What you should do:
Give back the full data, unchanged and complete.

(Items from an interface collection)
┌────────
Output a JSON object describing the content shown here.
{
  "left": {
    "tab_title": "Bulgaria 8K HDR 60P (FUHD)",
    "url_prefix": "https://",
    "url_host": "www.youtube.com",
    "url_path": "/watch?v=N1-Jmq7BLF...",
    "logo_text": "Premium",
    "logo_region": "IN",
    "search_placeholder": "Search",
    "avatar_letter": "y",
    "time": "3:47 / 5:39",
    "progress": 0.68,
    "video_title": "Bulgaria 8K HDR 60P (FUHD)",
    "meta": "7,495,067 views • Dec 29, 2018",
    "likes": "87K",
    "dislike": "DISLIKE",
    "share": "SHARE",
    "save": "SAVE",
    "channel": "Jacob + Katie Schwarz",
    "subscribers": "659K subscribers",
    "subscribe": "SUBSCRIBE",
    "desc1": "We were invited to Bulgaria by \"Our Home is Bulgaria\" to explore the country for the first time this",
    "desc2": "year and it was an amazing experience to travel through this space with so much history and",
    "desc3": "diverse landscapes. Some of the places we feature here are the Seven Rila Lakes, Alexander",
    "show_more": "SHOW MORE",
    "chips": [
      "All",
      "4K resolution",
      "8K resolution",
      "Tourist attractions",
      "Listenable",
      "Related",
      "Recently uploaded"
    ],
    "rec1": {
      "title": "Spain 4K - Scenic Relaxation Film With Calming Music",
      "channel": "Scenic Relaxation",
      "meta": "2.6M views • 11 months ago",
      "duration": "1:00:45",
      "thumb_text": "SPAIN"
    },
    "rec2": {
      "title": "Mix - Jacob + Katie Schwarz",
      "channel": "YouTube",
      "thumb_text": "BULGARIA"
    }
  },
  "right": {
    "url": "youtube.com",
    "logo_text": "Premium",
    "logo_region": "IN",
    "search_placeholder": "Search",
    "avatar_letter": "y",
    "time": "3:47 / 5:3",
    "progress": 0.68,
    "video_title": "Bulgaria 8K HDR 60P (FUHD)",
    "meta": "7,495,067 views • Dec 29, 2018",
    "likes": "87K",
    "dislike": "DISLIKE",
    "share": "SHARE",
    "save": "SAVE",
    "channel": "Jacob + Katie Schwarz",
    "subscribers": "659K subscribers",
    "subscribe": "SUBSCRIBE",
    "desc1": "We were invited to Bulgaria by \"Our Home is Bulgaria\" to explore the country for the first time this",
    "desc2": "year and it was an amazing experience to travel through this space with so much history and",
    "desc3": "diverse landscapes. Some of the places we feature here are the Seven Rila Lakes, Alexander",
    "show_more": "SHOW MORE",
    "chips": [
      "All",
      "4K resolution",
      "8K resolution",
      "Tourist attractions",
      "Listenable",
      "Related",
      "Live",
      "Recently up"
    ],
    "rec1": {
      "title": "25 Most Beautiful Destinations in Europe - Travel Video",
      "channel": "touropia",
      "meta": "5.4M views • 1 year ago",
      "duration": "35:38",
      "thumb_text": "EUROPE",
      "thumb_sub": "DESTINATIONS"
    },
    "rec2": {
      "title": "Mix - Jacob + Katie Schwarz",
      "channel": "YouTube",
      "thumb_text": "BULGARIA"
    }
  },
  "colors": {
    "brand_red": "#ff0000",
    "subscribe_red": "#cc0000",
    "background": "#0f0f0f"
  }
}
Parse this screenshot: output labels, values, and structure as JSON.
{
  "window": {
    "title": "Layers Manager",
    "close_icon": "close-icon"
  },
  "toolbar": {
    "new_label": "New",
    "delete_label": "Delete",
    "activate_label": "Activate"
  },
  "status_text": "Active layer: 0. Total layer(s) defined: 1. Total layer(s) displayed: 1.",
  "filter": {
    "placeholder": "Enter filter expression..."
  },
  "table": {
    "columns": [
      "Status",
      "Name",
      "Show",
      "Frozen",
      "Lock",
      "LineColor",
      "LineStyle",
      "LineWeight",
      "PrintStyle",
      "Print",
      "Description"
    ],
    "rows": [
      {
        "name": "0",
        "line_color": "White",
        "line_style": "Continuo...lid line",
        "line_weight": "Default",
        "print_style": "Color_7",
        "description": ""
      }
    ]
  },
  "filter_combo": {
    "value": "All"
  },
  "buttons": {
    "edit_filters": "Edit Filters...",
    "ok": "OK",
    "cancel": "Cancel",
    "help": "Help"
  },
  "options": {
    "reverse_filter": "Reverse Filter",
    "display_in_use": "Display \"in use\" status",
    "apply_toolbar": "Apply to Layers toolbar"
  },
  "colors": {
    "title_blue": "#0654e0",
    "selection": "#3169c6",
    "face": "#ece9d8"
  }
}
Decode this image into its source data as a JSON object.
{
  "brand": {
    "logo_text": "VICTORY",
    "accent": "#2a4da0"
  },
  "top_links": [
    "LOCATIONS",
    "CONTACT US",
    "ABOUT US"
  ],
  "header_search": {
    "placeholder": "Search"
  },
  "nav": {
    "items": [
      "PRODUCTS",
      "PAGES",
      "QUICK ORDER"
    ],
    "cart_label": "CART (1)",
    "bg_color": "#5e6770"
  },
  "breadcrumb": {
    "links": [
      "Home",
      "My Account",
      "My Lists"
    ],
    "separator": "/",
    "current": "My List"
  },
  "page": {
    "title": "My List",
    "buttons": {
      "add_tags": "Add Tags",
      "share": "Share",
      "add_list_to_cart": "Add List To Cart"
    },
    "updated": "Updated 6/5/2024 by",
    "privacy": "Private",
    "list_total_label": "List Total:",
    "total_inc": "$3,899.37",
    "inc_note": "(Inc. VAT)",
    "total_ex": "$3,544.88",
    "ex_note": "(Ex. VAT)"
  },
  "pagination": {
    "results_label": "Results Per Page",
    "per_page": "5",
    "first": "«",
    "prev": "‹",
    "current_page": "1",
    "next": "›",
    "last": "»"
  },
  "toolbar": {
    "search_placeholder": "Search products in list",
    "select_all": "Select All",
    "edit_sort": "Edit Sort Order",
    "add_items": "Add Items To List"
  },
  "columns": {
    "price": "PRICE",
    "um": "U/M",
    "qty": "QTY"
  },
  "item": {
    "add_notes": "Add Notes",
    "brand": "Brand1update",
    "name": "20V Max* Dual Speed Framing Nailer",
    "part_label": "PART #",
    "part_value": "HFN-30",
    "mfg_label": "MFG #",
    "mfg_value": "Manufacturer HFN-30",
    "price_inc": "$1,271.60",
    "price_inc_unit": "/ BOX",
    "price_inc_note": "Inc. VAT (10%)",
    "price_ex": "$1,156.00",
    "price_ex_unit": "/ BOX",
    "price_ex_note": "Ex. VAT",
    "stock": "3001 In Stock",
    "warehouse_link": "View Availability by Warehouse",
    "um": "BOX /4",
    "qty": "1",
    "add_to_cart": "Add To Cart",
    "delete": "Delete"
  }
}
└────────
Solution below:
Output a JSON object describing the content shown here.
{
  "left": {
    "tab_title": "Bulgaria 8K HDR 60P (FUHD)",
    "url_prefix": "https://",
    "url_host": "www.youtube.com",
    "url_path": "/watch?v=N1-Jmq7BLF...",
    "logo_text": "Premium",
    "logo_region": "IN",
    "search_placeholder": "Search",
    "avatar_letter": "y",
    "time": "3:47 / 5:39",
    "progress": 0.68,
    "video_title": "Bulgaria 8K HDR 60P (FUHD)",
    "meta": "7,495,067 views • Dec 29, 2018",
    "likes": "87K",
    "dislike": "DISLIKE",
    "share": "SHARE",
    "save": "SAVE",
    "channel": "Jacob + Katie Schwarz",
    "subscribers": "659K subscribers",
    "subscribe": "SUBSCRIBE",
    "desc1": "We were invited to Bulgaria by \"Our Home is Bulgaria\" to explore the country for the first time this",
    "desc2": "year and it was an amazing experience to travel through this space with so much history and",
    "desc3": "diverse landscapes. Some of the places we feature here are the Seven Rila Lakes, Alexander",
    "show_more": "SHOW MORE",
    "chips": [
      "All",
      "4K resolution",
      "8K resolution",
      "Tourist attractions",
      "Listenable",
      "Related",
      "Recently uploaded"
    ],
    "rec1": {
      "title": "Spain 4K - Scenic Relaxation Film With Calming Music",
      "channel": "Scenic Relaxation",
      "meta": "2.6M views • 11 months ago",
      "duration": "1:00:45",
      "thumb_text": "SPAIN"
    },
    "rec2": {
      "title": "Mix - Jacob + Katie Schwarz",
      "channel": "YouTube",
      "thumb_text": "BULGARIA"
    }
  },
  "right": {
    "url": "youtube.com",
    "logo_text": "Premium",
    "logo_region": "IN",
    "search_placeholder": "Search",
    "avatar_letter": "y",
    "time": "3:47 / 5:3",
    "progress": 0.68,
    "video_title": "Bulgaria 8K HDR 60P (FUHD)",
    "meta": "7,495,067 views • Dec 29, 2018",
    "likes": "87K",
    "dislike": "DISLIKE",
    "share": "SHARE",
    "save": "SAVE",
    "channel": "Jacob + Katie Schwarz",
    "subscribers": "659K subscribers",
    "subscribe": "SUBSCRIBE",
    "desc1": "We were invited to Bulgaria by \"Our Home is Bulgaria\" to explore the country for the first time this",
    "desc2": "year and it was an amazing experience to travel through this space with so much history and",
    "desc3": "diverse landscapes. Some of the places we feature here are the Seven Rila Lakes, Alexander",
    "show_more": "SHOW MORE",
    "chips": [
      "All",
      "4K resolution",
      "8K resolution",
      "Tourist attractions",
      "Listenable",
      "Related",
      "Live",
      "Recently up"
    ],
    "rec1": {
      "title": "25 Most Beautiful Destinations in Europe - Travel Video",
      "channel": "touropia",
      "meta": "5.4M views • 1 year ago",
      "duration": "35:38",
      "thumb_text": "EUROPE",
      "thumb_sub": "DESTINATIONS"
    },
    "rec2": {
      "title": "Mix - Jacob + Katie Schwarz",
      "channel": "YouTube",
      "thumb_text": "BULGARIA"
    }
  },
  "colors": {
    "brand_red": "#ff0000",
    "subscribe_red": "#cc0000",
    "background": "#0f0f0f"
  }
}
Parse this screenshot: output labels, values, and structure as JSON.
{
  "window": {
    "title": "Layers Manager",
    "close_icon": "close-icon"
  },
  "toolbar": {
    "new_label": "New",
    "delete_label": "Delete",
    "activate_label": "Activate"
  },
  "status_text": "Active layer: 0. Total layer(s) defined: 1. Total layer(s) displayed: 1.",
  "filter": {
    "placeholder": "Enter filter expression..."
  },
  "table": {
    "columns": [
      "Status",
      "Name",
      "Show",
      "Frozen",
      "Lock",
      "LineColor",
      "LineStyle",
      "LineWeight",
      "PrintStyle",
      "Print",
      "Description"
    ],
    "rows": [
      {
        "name": "0",
        "line_color": "White",
        "line_style": "Continuo...lid line",
        "line_weight": "Default",
        "print_style": "Color_7",
        "description": ""
      }
    ]
  },
  "filter_combo": {
    "value": "All"
  },
  "buttons": {
    "edit_filters": "Edit Filters...",
    "ok": "OK",
    "cancel": "Cancel",
    "help": "Help"
  },
  "options": {
    "reverse_filter": "Reverse Filter",
    "display_in_use": "Display \"in use\" status",
    "apply_toolbar": "Apply to Layers toolbar"
  },
  "colors": {
    "title_blue": "#0654e0",
    "selection": "#3169c6",
    "face": "#ece9d8"
  }
}
Decode this image into its source data as a JSON object.
{
  "brand": {
    "logo_text": "VICTORY",
    "accent": "#2a4da0"
  },
  "top_links": [
    "LOCATIONS",
    "CONTACT US",
    "ABOUT US"
  ],
  "header_search": {
    "placeholder": "Search"
  },
  "nav": {
    "items": [
      "PRODUCTS",
      "PAGES",
      "QUICK ORDER"
    ],
    "cart_label": "CART (1)",
    "bg_color": "#5e6770"
  },
  "breadcrumb": {
    "links": [
      "Home",
      "My Account",
      "My Lists"
    ],
    "separator": "/",
    "current": "My List"
  },
  "page": {
    "title": "My List",
    "buttons": {
      "add_tags": "Add Tags",
      "share": "Share",
      "add_list_to_cart": "Add List To Cart"
    },
    "updated": "Updated 6/5/2024 by",
    "privacy": "Private",
    "list_total_label": "List Total:",
    "total_inc": "$3,899.37",
    "inc_note": "(Inc. VAT)",
    "total_ex": "$3,544.88",
    "ex_note": "(Ex. VAT)"
  },
  "pagination": {
    "results_label": "Results Per Page",
    "per_page": "5",
    "first": "«",
    "prev": "‹",
    "current_page": "1",
    "next": "›",
    "last": "»"
  },
  "toolbar": {
    "search_placeholder": "Search products in list",
    "select_all": "Select All",
    "edit_sort": "Edit Sort Order",
    "add_items": "Add Items To List"
  },
  "columns": {
    "price": "PRICE",
    "um": "U/M",
    "qty": "QTY"
  },
  "item": {
    "add_notes": "Add Notes",
    "brand": "Brand1update",
    "name": "20V Max* Dual Speed Framing Nailer",
    "part_label": "PART #",
    "part_value": "HFN-30",
    "mfg_label": "MFG #",
    "mfg_value": "Manufacturer HFN-30",
    "price_inc": "$1,271.60",
    "price_inc_unit": "/ BOX",
    "price_inc_note": "Inc. VAT (10%)",
    "price_ex": "$1,156.00",
    "price_ex_unit": "/ BOX",
    "price_ex_note": "Ex. VAT",
    "stock": "3001 In Stock",
    "warehouse_link": "View Availability by Warehouse",
    "um": "BOX /4",
    "qty": "1",
    "add_to_cart": "Add To Cart",
    "delete": "Delete"
  }
}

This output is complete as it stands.